"NASCAR's banning the display of the Confederate battle flag by its fans is nothing less than trampling upon Southerners' First Amendment Right of free expression," Gramling Jr. said. "This un-American act shall not go unchallenged. [On Sunday], members of the Sons of Confederate Veterans' Confederate Air Force displayed its disapproval of NASCAR's trampling upon the First Amendment Rights of Southerners. During and before the start of the NASCAR race in Talladega, Alabama, race, our plane flew a banner announcing a drive to 'defund NASCAR.'
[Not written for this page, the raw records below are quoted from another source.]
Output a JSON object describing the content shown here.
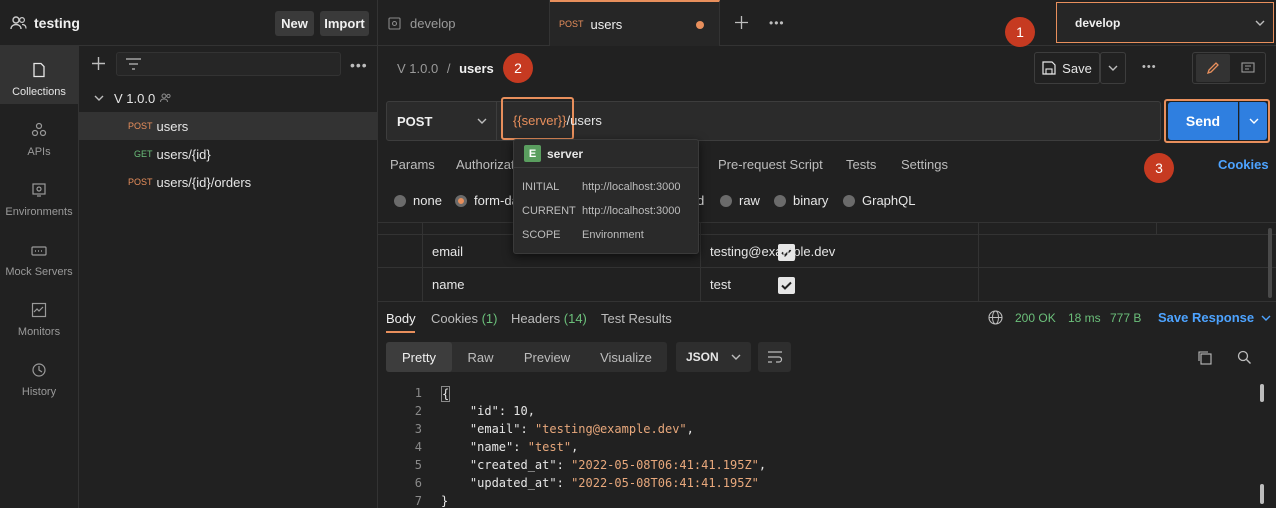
{
  "workspace": {
    "name": "testing",
    "new_label": "New",
    "import_label": "Import"
  },
  "nav": [
    {
      "label": "Collections",
      "icon": "collections-icon"
    },
    {
      "label": "APIs",
      "icon": "apis-icon"
    },
    {
      "label": "Environments",
      "icon": "environments-icon"
    },
    {
      "label": "Mock Servers",
      "icon": "mock-servers-icon"
    },
    {
      "label": "Monitors",
      "icon": "monitors-icon"
    },
    {
      "label": "History",
      "icon": "history-icon"
    }
  ],
  "sidebar": {
    "collection": "V 1.0.0",
    "items": [
      {
        "method": "POST",
        "path": "users"
      },
      {
        "method": "GET",
        "path": "users/{id}"
      },
      {
        "method": "POST",
        "path": "users/{id}/orders"
      }
    ]
  },
  "tabs": [
    {
      "label": "develop"
    },
    {
      "method": "POST",
      "label": "users"
    }
  ],
  "environment": {
    "selected": "develop"
  },
  "badges": {
    "one": "1",
    "two": "2",
    "three": "3"
  },
  "request": {
    "crumb_version": "V 1.0.0",
    "crumb_sep": "/",
    "crumb_name": "users",
    "save_label": "Save",
    "method": "POST",
    "url_var": "{{server}}",
    "url_rest": "/users",
    "send_label": "Send",
    "subtabs": [
      "Params",
      "Authorizati",
      "Pre-request Script",
      "Tests",
      "Settings"
    ],
    "cookies_label": "Cookies",
    "body_types": [
      "none",
      "form-da",
      "d",
      "raw",
      "binary",
      "GraphQL"
    ],
    "rows": [
      {
        "key": "email",
        "value": "testing@example.dev"
      },
      {
        "key": "name",
        "value": "test"
      }
    ]
  },
  "popup": {
    "badge": "E",
    "name": "server",
    "initial_label": "INITIAL",
    "initial_value": "http://localhost:3000",
    "current_label": "CURRENT",
    "current_value": "http://localhost:3000",
    "scope_label": "SCOPE",
    "scope_value": "Environment"
  },
  "response": {
    "tabs": {
      "body": "Body",
      "cookies": "Cookies",
      "cookies_count": "(1)",
      "headers": "Headers",
      "headers_count": "(14)",
      "tests": "Test Results"
    },
    "status": "200 OK",
    "time": "18 ms",
    "size": "777 B",
    "save_response": "Save Response",
    "formats": [
      "Pretty",
      "Raw",
      "Preview",
      "Visualize"
    ],
    "lang": "JSON",
    "lines": [
      {
        "n": "1",
        "text": "{"
      },
      {
        "n": "2",
        "key": "\"id\"",
        "val": " 10,"
      },
      {
        "n": "3",
        "key": "\"email\"",
        "sval": "\"testing@example.dev\"",
        "tail": ","
      },
      {
        "n": "4",
        "key": "\"name\"",
        "sval": "\"test\"",
        "tail": ","
      },
      {
        "n": "5",
        "key": "\"created_at\"",
        "sval": "\"2022-05-08T06:41:41.195Z\"",
        "tail": ","
      },
      {
        "n": "6",
        "key": "\"updated_at\"",
        "sval": "\"2022-05-08T06:41:41.195Z\"",
        "tail": ""
      },
      {
        "n": "7",
        "text": "}"
      }
    ]
  },
  "colors": {
    "accent": "#e88f5c",
    "send": "#2f7fe0",
    "badge": "#c63a21",
    "ok": "#6bbf7a",
    "link": "#4da3ff"
  }
}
"It is the hope of the Sons of Confederate Veterans that NASCAR fans will be allowed the fundamental American right of displaying pride in their family and heritage. The Sons of Confederate Veterans is proud of the diversity of the Confederate military and our modern Southland. We believe NASCAR's slandering of our Southern heritage only further divides our nation. The Sons of Confederate Veterans will continue to defend not only our right but the Right of all Americans to celebrate their heritage. We trust NASCAR will do the same."

The Sons of Confederate Veterans have headquarters in Columbia, Tennessee. The group has also built a National Confederate Museum on the property, which remains closed amid the COVID-19 pandemic. On the organization's website, it says that "The forces of political correctness have gone into high gear. They attempt to ban any and all things Confederate through their ideological fascism."


NASCAR decided to ban the Confederate flag on June 10. Driver Bubba Wallace had talked to CNN and called for the governing body to make the policy change to become more inclusive for potential fans. NASCAR agreed and promptly informed fans that they could no longer bring the Confederate flag to events or facilities.

This decision prompted several responses from supporters and critics alike. New fans, such as New Orleans Saints running back Alvin Kamara, applauded NASCAR's move and pledged to watch every single season. Those that have an affinity for the flag pledged to boycott professional racing until they can fly the flag once again.